++++ MATERIAL SUPPLIED ++++
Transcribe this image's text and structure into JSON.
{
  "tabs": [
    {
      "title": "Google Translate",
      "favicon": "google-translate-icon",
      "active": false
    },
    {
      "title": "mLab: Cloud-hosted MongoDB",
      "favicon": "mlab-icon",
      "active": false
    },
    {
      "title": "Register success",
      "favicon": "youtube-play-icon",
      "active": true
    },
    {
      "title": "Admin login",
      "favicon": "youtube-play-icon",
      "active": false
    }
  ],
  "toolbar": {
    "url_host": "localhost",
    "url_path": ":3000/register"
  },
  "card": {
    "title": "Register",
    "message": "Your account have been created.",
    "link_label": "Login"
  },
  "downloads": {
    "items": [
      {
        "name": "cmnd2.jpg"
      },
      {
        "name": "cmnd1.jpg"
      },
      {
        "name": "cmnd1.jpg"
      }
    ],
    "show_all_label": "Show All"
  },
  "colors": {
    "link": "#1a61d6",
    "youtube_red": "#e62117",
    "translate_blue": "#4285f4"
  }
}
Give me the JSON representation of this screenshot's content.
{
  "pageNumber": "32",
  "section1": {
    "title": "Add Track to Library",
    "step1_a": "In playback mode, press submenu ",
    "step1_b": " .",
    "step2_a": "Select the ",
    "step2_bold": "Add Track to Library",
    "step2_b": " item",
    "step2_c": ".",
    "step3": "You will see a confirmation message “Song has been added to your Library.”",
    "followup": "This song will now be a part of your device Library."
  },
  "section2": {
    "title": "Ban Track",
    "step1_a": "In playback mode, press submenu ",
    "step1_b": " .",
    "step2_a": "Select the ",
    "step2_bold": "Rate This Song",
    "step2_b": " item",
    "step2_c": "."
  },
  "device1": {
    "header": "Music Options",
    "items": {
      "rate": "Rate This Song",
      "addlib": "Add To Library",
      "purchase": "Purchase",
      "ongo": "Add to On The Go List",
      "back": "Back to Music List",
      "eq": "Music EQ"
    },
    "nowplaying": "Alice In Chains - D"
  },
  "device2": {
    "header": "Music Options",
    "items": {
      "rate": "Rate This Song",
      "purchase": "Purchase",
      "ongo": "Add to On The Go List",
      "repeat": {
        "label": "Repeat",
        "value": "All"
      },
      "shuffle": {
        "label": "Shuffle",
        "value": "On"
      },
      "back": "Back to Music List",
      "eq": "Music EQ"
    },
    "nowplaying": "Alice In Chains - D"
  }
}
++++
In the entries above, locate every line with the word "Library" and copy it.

OUTPUT OF THE EXERCISE:
    "title": "Add Track to Library",
    "step2_bold": "Add Track to Library",
    "step3": "You will see a confirmation message “Song has been added to your Library.”",
    "followup": "This song will now be a part of your device Library."
      "addlib": "Add To Library",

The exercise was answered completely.